Extracted records
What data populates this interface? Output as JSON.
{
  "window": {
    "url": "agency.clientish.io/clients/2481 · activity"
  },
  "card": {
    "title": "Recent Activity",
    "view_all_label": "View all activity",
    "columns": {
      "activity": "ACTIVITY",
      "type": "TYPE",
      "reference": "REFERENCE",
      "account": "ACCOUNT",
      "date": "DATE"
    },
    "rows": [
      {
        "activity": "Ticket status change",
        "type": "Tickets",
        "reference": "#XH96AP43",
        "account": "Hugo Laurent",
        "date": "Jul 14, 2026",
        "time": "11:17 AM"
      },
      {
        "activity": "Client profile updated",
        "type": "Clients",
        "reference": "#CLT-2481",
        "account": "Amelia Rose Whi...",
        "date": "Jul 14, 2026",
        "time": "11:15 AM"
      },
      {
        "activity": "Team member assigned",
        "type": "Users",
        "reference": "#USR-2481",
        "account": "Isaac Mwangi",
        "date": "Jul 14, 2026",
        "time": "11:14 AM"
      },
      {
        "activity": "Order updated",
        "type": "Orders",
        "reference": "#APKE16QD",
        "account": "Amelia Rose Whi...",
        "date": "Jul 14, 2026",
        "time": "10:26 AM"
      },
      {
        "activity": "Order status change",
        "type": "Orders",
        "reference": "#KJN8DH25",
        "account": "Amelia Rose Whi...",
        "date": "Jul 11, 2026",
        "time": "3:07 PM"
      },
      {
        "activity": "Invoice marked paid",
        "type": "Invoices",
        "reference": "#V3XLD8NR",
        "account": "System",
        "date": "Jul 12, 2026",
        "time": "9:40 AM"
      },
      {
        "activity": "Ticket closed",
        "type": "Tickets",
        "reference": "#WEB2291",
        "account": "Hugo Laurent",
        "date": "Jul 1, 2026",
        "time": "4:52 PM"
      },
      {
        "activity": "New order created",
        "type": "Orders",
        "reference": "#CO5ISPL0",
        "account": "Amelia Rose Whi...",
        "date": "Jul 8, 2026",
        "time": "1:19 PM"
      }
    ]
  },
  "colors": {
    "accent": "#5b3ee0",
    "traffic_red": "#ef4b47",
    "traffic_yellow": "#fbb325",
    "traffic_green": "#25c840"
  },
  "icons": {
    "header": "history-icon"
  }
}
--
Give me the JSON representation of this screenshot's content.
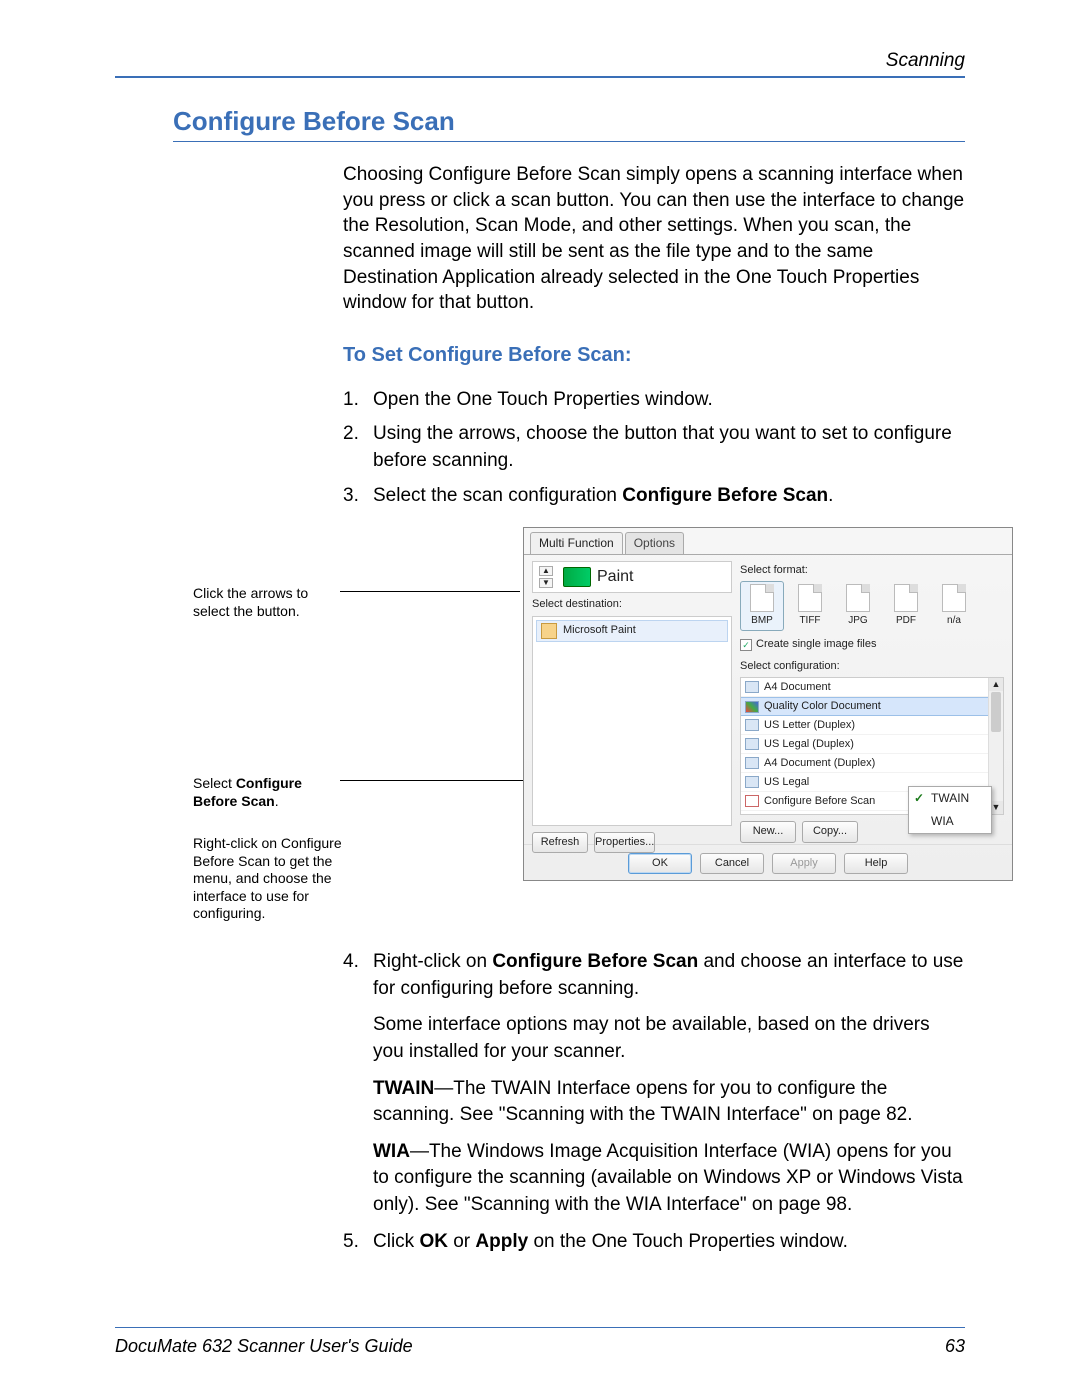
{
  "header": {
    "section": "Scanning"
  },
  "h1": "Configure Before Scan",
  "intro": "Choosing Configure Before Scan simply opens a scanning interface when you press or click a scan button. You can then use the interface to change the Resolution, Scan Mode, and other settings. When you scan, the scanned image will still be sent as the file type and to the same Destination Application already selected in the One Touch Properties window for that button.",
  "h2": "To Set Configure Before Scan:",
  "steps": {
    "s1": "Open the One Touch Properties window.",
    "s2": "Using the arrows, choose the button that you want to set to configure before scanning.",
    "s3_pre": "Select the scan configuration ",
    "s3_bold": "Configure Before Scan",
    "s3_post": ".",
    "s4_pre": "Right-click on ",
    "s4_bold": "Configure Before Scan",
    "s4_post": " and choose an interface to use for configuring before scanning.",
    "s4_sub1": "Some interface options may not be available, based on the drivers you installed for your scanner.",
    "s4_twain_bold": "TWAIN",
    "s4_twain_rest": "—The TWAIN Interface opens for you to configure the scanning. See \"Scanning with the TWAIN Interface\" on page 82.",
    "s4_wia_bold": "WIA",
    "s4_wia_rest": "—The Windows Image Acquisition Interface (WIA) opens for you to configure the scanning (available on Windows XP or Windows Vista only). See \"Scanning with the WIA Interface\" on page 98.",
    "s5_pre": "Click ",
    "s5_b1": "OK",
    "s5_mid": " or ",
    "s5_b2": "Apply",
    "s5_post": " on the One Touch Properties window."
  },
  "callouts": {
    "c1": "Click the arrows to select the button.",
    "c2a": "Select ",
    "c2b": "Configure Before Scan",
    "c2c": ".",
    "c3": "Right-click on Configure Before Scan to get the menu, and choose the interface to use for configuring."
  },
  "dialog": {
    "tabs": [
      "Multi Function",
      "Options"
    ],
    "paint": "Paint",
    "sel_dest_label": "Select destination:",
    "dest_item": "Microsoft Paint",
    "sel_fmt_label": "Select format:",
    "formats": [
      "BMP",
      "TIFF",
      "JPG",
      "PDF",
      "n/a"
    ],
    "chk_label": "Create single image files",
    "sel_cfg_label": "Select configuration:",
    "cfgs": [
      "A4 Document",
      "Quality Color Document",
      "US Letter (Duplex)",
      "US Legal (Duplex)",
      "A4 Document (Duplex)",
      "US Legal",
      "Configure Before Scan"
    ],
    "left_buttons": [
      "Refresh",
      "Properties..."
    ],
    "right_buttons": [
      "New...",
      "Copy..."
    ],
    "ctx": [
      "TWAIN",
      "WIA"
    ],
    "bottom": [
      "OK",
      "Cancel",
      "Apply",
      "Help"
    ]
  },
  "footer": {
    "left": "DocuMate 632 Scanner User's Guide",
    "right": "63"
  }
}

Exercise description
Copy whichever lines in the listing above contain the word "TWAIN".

Answer box
    "s4_twain_bold": "TWAIN",
    "s4_twain_rest": "—The TWAIN Interface opens for you to configure the scanning. See \"Scanning with the TWAIN Interface\" on page 82.",
      "TWAIN",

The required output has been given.